Interface dataset entries:
+ + + + +
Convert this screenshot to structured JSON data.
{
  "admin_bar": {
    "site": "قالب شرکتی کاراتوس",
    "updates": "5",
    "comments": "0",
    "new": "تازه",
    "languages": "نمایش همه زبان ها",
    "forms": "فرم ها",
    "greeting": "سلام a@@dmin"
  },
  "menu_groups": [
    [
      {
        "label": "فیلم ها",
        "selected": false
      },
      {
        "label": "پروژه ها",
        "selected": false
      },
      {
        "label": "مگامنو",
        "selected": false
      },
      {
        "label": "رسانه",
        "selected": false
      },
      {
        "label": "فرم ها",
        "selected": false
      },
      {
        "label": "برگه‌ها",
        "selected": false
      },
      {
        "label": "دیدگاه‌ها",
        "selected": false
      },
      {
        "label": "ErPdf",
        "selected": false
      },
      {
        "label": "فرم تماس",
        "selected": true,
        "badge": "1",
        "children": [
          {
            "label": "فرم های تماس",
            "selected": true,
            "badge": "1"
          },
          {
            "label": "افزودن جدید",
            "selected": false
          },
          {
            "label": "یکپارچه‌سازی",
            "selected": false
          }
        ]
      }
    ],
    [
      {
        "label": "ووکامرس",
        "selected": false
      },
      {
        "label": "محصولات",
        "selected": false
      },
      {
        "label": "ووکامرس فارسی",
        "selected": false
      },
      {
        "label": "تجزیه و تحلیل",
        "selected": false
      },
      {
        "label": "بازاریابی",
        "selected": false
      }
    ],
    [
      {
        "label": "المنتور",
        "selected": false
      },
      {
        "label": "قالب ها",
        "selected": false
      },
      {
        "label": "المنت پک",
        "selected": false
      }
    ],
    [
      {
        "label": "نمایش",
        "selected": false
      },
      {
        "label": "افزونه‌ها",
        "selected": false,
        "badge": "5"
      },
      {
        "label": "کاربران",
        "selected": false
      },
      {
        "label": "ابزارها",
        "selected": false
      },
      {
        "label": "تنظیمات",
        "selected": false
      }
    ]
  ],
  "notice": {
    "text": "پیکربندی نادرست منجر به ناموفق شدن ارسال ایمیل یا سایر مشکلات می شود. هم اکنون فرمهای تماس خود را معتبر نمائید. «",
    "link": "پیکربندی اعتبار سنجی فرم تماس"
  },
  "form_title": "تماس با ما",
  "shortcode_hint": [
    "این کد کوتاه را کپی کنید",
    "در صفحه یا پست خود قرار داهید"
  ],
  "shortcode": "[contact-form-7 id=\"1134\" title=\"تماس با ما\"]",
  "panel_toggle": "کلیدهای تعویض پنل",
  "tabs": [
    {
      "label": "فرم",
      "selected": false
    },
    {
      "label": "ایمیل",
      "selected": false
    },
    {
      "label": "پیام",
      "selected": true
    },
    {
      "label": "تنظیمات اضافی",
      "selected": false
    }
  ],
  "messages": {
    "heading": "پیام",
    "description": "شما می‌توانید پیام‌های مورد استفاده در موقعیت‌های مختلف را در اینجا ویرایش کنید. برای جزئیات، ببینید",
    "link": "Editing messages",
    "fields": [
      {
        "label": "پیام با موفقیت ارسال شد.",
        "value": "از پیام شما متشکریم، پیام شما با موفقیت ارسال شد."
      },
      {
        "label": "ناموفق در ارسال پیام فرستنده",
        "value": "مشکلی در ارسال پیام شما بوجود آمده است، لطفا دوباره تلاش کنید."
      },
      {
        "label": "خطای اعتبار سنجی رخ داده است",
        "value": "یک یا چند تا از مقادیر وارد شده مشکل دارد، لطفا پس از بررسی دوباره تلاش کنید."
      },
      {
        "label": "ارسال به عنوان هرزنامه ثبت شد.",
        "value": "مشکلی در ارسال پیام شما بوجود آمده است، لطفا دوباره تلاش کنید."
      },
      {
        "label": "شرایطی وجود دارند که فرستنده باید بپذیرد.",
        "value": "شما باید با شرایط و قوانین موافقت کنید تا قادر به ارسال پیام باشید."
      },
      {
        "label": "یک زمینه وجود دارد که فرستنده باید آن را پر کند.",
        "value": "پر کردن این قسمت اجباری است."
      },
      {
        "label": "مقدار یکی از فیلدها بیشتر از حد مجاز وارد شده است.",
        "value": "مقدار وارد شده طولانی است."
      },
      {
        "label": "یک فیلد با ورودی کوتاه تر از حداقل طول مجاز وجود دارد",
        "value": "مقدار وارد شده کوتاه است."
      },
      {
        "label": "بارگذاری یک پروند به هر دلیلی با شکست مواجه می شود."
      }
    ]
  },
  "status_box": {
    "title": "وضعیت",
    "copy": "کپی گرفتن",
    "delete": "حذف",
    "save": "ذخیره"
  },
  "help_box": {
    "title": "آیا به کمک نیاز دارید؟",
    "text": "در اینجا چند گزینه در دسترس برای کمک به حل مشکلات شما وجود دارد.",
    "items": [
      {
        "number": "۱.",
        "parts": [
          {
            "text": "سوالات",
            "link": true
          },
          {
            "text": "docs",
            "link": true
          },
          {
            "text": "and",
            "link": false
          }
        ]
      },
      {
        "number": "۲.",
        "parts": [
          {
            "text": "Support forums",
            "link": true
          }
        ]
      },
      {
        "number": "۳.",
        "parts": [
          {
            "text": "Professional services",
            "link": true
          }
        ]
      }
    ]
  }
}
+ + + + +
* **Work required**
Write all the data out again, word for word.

* **Problem solution**
Convert this screenshot to structured JSON data.
{
  "admin_bar": {
    "site": "قالب شرکتی کاراتوس",
    "updates": "5",
    "comments": "0",
    "new": "تازه",
    "languages": "نمایش همه زبان ها",
    "forms": "فرم ها",
    "greeting": "سلام a@@dmin"
  },
  "menu_groups": [
    [
      {
        "label": "فیلم ها",
        "selected": false
      },
      {
        "label": "پروژه ها",
        "selected": false
      },
      {
        "label": "مگامنو",
        "selected": false
      },
      {
        "label": "رسانه",
        "selected": false
      },
      {
        "label": "فرم ها",
        "selected": false
      },
      {
        "label": "برگه‌ها",
        "selected": false
      },
      {
        "label": "دیدگاه‌ها",
        "selected": false
      },
      {
        "label": "ErPdf",
        "selected": false
      },
      {
        "label": "فرم تماس",
        "selected": true,
        "badge": "1",
        "children": [
          {
            "label": "فرم های تماس",
            "selected": true,
            "badge": "1"
          },
          {
            "label": "افزودن جدید",
            "selected": false
          },
          {
            "label": "یکپارچه‌سازی",
            "selected": false
          }
        ]
      }
    ],
    [
      {
        "label": "ووکامرس",
        "selected": false
      },
      {
        "label": "محصولات",
        "selected": false
      },
      {
        "label": "ووکامرس فارسی",
        "selected": false
      },
      {
        "label": "تجزیه و تحلیل",
        "selected": false
      },
      {
        "label": "بازاریابی",
        "selected": false
      }
    ],
    [
      {
        "label": "المنتور",
        "selected": false
      },
      {
        "label": "قالب ها",
        "selected": false
      },
      {
        "label": "المنت پک",
        "selected": false
      }
    ],
    [
      {
        "label": "نمایش",
        "selected": false
      },
      {
        "label": "افزونه‌ها",
        "selected": false,
        "badge": "5"
      },
      {
        "label": "کاربران",
        "selected": false
      },
      {
        "label": "ابزارها",
        "selected": false
      },
      {
        "label": "تنظیمات",
        "selected": false
      }
    ]
  ],
  "notice": {
    "text": "پیکربندی نادرست منجر به ناموفق شدن ارسال ایمیل یا سایر مشکلات می شود. هم اکنون فرمهای تماس خود را معتبر نمائید. «",
    "link": "پیکربندی اعتبار سنجی فرم تماس"
  },
  "form_title": "تماس با ما",
  "shortcode_hint": [
    "این کد کوتاه را کپی کنید",
    "در صفحه یا پست خود قرار داهید"
  ],
  "shortcode": "[contact-form-7 id=\"1134\" title=\"تماس با ما\"]",
  "panel_toggle": "کلیدهای تعویض پنل",
  "tabs": [
    {
      "label": "فرم",
      "selected": false
    },
    {
      "label": "ایمیل",
      "selected": false
    },
    {
      "label": "پیام",
      "selected": true
    },
    {
      "label": "تنظیمات اضافی",
      "selected": false
    }
  ],
  "messages": {
    "heading": "پیام",
    "description": "شما می‌توانید پیام‌های مورد استفاده در موقعیت‌های مختلف را در اینجا ویرایش کنید. برای جزئیات، ببینید",
    "link": "Editing messages",
    "fields": [
      {
        "label": "پیام با موفقیت ارسال شد.",
        "value": "از پیام شما متشکریم، پیام شما با موفقیت ارسال شد."
      },
      {
        "label": "ناموفق در ارسال پیام فرستنده",
        "value": "مشکلی در ارسال پیام شما بوجود آمده است، لطفا دوباره تلاش کنید."
      },
      {
        "label": "خطای اعتبار سنجی رخ داده است",
        "value": "یک یا چند تا از مقادیر وارد شده مشکل دارد، لطفا پس از بررسی دوباره تلاش کنید."
      },
      {
        "label": "ارسال به عنوان هرزنامه ثبت شد.",
        "value": "مشکلی در ارسال پیام شما بوجود آمده است، لطفا دوباره تلاش کنید."
      },
      {
        "label": "شرایطی وجود دارند که فرستنده باید بپذیرد.",
        "value": "شما باید با شرایط و قوانین موافقت کنید تا قادر به ارسال پیام باشید."
      },
      {
        "label": "یک زمینه وجود دارد که فرستنده باید آن را پر کند.",
        "value": "پر کردن این قسمت اجباری است."
      },
      {
        "label": "مقدار یکی از فیلدها بیشتر از حد مجاز وارد شده است.",
        "value": "مقدار وارد شده طولانی است."
      },
      {
        "label": "یک فیلد با ورودی کوتاه تر از حداقل طول مجاز وجود دارد",
        "value": "مقدار وارد شده کوتاه است."
      },
      {
        "label": "بارگذاری یک پروند به هر دلیلی با شکست مواجه می شود."
      }
    ]
  },
  "status_box": {
    "title": "وضعیت",
    "copy": "کپی گرفتن",
    "delete": "حذف",
    "save": "ذخیره"
  },
  "help_box": {
    "title": "آیا به کمک نیاز دارید؟",
    "text": "در اینجا چند گزینه در دسترس برای کمک به حل مشکلات شما وجود دارد.",
    "items": [
      {
        "number": "۱.",
        "parts": [
          {
            "text": "سوالات",
            "link": true
          },
          {
            "text": "docs",
            "link": true
          },
          {
            "text": "and",
            "link": false
          }
        ]
      },
      {
        "number": "۲.",
        "parts": [
          {
            "text": "Support forums",
            "link": true
          }
        ]
      },
      {
        "number": "۳.",
        "parts": [
          {
            "text": "Professional services",
            "link": true
          }
        ]
      }
    ]
  }
}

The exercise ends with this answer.